_STUDY MATERIAL_.
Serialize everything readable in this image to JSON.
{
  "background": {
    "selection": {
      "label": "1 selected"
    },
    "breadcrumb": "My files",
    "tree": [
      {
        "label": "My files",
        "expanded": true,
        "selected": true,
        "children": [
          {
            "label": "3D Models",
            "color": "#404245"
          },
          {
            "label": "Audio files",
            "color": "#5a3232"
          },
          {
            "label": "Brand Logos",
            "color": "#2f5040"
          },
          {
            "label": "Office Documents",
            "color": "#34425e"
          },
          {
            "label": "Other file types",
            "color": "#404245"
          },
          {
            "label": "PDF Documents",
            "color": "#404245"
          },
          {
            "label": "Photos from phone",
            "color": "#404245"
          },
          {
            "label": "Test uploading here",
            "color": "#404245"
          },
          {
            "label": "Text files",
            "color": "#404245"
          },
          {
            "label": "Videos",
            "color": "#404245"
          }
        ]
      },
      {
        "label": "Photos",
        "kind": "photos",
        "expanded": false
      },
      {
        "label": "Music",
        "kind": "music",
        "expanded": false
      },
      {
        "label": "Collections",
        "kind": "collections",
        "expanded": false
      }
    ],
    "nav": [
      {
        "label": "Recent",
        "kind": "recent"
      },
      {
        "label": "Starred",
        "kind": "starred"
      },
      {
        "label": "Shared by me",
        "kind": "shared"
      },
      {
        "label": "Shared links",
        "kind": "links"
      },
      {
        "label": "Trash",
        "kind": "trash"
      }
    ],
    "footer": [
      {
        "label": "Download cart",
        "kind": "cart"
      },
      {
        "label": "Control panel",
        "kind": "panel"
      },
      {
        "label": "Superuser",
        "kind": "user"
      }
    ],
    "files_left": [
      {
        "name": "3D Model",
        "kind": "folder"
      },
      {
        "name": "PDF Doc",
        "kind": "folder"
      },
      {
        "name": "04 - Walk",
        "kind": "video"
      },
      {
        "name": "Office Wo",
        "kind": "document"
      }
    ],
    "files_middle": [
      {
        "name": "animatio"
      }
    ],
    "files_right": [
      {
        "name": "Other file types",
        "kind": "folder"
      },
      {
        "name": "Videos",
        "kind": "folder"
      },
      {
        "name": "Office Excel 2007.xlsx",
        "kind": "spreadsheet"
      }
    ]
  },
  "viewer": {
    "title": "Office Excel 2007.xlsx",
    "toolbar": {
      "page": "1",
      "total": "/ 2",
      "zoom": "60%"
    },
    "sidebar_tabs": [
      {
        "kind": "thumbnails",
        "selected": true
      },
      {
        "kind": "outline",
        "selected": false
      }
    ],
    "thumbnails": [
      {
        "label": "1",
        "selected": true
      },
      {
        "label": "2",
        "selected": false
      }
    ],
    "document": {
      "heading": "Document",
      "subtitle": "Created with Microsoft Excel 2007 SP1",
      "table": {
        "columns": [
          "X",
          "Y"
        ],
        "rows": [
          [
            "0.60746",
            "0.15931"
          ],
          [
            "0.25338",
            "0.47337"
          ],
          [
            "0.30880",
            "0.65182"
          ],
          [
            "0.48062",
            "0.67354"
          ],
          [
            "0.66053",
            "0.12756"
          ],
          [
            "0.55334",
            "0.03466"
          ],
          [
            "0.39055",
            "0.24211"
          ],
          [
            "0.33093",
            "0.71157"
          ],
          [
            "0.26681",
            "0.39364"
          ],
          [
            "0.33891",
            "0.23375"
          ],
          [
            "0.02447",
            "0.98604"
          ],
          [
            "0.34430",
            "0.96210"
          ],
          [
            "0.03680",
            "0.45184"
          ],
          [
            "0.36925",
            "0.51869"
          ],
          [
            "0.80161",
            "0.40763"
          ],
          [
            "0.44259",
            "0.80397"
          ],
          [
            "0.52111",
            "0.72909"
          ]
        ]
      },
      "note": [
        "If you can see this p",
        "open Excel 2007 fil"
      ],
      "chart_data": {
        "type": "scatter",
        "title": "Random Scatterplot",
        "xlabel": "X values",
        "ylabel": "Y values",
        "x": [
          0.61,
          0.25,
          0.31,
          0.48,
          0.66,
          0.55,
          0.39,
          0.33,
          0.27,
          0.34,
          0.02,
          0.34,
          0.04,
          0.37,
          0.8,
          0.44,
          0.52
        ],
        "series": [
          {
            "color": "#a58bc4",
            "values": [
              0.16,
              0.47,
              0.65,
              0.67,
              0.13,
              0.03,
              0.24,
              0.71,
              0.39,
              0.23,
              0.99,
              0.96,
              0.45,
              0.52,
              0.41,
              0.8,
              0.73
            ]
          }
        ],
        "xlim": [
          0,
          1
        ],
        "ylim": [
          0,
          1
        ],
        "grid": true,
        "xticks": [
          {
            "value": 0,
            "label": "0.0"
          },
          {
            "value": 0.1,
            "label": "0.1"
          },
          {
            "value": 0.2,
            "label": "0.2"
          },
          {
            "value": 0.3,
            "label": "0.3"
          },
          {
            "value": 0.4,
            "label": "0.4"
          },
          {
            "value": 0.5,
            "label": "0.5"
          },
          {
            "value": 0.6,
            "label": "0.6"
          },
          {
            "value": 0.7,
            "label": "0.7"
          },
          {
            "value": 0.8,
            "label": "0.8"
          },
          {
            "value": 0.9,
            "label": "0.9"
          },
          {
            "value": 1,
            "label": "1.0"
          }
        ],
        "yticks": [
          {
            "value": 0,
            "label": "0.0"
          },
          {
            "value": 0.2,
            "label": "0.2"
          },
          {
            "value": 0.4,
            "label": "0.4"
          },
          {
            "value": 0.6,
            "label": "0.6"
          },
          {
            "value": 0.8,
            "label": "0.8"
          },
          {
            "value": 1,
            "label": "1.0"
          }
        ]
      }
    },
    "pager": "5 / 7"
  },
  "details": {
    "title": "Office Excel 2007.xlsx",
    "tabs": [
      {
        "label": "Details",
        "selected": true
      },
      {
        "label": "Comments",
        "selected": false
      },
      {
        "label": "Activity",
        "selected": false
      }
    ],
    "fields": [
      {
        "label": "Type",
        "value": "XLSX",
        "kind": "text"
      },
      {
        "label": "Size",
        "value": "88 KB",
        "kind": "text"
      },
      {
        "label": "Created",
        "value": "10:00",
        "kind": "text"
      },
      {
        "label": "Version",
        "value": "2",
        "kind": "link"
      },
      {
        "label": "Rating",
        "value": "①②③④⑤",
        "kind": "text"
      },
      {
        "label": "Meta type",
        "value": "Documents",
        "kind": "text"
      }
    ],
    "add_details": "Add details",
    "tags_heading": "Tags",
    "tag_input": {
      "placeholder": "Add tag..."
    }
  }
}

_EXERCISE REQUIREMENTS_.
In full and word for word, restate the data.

_YOUR SOLUTION_.
Serialize everything readable in this image to JSON.
{
  "background": {
    "selection": {
      "label": "1 selected"
    },
    "breadcrumb": "My files",
    "tree": [
      {
        "label": "My files",
        "expanded": true,
        "selected": true,
        "children": [
          {
            "label": "3D Models",
            "color": "#404245"
          },
          {
            "label": "Audio files",
            "color": "#5a3232"
          },
          {
            "label": "Brand Logos",
            "color": "#2f5040"
          },
          {
            "label": "Office Documents",
            "color": "#34425e"
          },
          {
            "label": "Other file types",
            "color": "#404245"
          },
          {
            "label": "PDF Documents",
            "color": "#404245"
          },
          {
            "label": "Photos from phone",
            "color": "#404245"
          },
          {
            "label": "Test uploading here",
            "color": "#404245"
          },
          {
            "label": "Text files",
            "color": "#404245"
          },
          {
            "label": "Videos",
            "color": "#404245"
          }
        ]
      },
      {
        "label": "Photos",
        "kind": "photos",
        "expanded": false
      },
      {
        "label": "Music",
        "kind": "music",
        "expanded": false
      },
      {
        "label": "Collections",
        "kind": "collections",
        "expanded": false
      }
    ],
    "nav": [
      {
        "label": "Recent",
        "kind": "recent"
      },
      {
        "label": "Starred",
        "kind": "starred"
      },
      {
        "label": "Shared by me",
        "kind": "shared"
      },
      {
        "label": "Shared links",
        "kind": "links"
      },
      {
        "label": "Trash",
        "kind": "trash"
      }
    ],
    "footer": [
      {
        "label": "Download cart",
        "kind": "cart"
      },
      {
        "label": "Control panel",
        "kind": "panel"
      },
      {
        "label": "Superuser",
        "kind": "user"
      }
    ],
    "files_left": [
      {
        "name": "3D Model",
        "kind": "folder"
      },
      {
        "name": "PDF Doc",
        "kind": "folder"
      },
      {
        "name": "04 - Walk",
        "kind": "video"
      },
      {
        "name": "Office Wo",
        "kind": "document"
      }
    ],
    "files_middle": [
      {
        "name": "animatio"
      }
    ],
    "files_right": [
      {
        "name": "Other file types",
        "kind": "folder"
      },
      {
        "name": "Videos",
        "kind": "folder"
      },
      {
        "name": "Office Excel 2007.xlsx",
        "kind": "spreadsheet"
      }
    ]
  },
  "viewer": {
    "title": "Office Excel 2007.xlsx",
    "toolbar": {
      "page": "1",
      "total": "/ 2",
      "zoom": "60%"
    },
    "sidebar_tabs": [
      {
        "kind": "thumbnails",
        "selected": true
      },
      {
        "kind": "outline",
        "selected": false
      }
    ],
    "thumbnails": [
      {
        "label": "1",
        "selected": true
      },
      {
        "label": "2",
        "selected": false
      }
    ],
    "document": {
      "heading": "Document",
      "subtitle": "Created with Microsoft Excel 2007 SP1",
      "table": {
        "columns": [
          "X",
          "Y"
        ],
        "rows": [
          [
            "0.60746",
            "0.15931"
          ],
          [
            "0.25338",
            "0.47337"
          ],
          [
            "0.30880",
            "0.65182"
          ],
          [
            "0.48062",
            "0.67354"
          ],
          [
            "0.66053",
            "0.12756"
          ],
          [
            "0.55334",
            "0.03466"
          ],
          [
            "0.39055",
            "0.24211"
          ],
          [
            "0.33093",
            "0.71157"
          ],
          [
            "0.26681",
            "0.39364"
          ],
          [
            "0.33891",
            "0.23375"
          ],
          [
            "0.02447",
            "0.98604"
          ],
          [
            "0.34430",
            "0.96210"
          ],
          [
            "0.03680",
            "0.45184"
          ],
          [
            "0.36925",
            "0.51869"
          ],
          [
            "0.80161",
            "0.40763"
          ],
          [
            "0.44259",
            "0.80397"
          ],
          [
            "0.52111",
            "0.72909"
          ]
        ]
      },
      "note": [
        "If you can see this p",
        "open Excel 2007 fil"
      ],
      "chart_data": {
        "type": "scatter",
        "title": "Random Scatterplot",
        "xlabel": "X values",
        "ylabel": "Y values",
        "x": [
          0.61,
          0.25,
          0.31,
          0.48,
          0.66,
          0.55,
          0.39,
          0.33,
          0.27,
          0.34,
          0.02,
          0.34,
          0.04,
          0.37,
          0.8,
          0.44,
          0.52
        ],
        "series": [
          {
            "color": "#a58bc4",
            "values": [
              0.16,
              0.47,
              0.65,
              0.67,
              0.13,
              0.03,
              0.24,
              0.71,
              0.39,
              0.23,
              0.99,
              0.96,
              0.45,
              0.52,
              0.41,
              0.8,
              0.73
            ]
          }
        ],
        "xlim": [
          0,
          1
        ],
        "ylim": [
          0,
          1
        ],
        "grid": true,
        "xticks": [
          {
            "value": 0,
            "label": "0.0"
          },
          {
            "value": 0.1,
            "label": "0.1"
          },
          {
            "value": 0.2,
            "label": "0.2"
          },
          {
            "value": 0.3,
            "label": "0.3"
          },
          {
            "value": 0.4,
            "label": "0.4"
          },
          {
            "value": 0.5,
            "label": "0.5"
          },
          {
            "value": 0.6,
            "label": "0.6"
          },
          {
            "value": 0.7,
            "label": "0.7"
          },
          {
            "value": 0.8,
            "label": "0.8"
          },
          {
            "value": 0.9,
            "label": "0.9"
          },
          {
            "value": 1,
            "label": "1.0"
          }
        ],
        "yticks": [
          {
            "value": 0,
            "label": "0.0"
          },
          {
            "value": 0.2,
            "label": "0.2"
          },
          {
            "value": 0.4,
            "label": "0.4"
          },
          {
            "value": 0.6,
            "label": "0.6"
          },
          {
            "value": 0.8,
            "label": "0.8"
          },
          {
            "value": 1,
            "label": "1.0"
          }
        ]
      }
    },
    "pager": "5 / 7"
  },
  "details": {
    "title": "Office Excel 2007.xlsx",
    "tabs": [
      {
        "label": "Details",
        "selected": true
      },
      {
        "label": "Comments",
        "selected": false
      },
      {
        "label": "Activity",
        "selected": false
      }
    ],
    "fields": [
      {
        "label": "Type",
        "value": "XLSX",
        "kind": "text"
      },
      {
        "label": "Size",
        "value": "88 KB",
        "kind": "text"
      },
      {
        "label": "Created",
        "value": "10:00",
        "kind": "text"
      },
      {
        "label": "Version",
        "value": "2",
        "kind": "link"
      },
      {
        "label": "Rating",
        "value": "①②③④⑤",
        "kind": "text"
      },
      {
        "label": "Meta type",
        "value": "Documents",
        "kind": "text"
      }
    ],
    "add_details": "Add details",
    "tags_heading": "Tags",
    "tag_input": {
      "placeholder": "Add tag..."
    }
  }
}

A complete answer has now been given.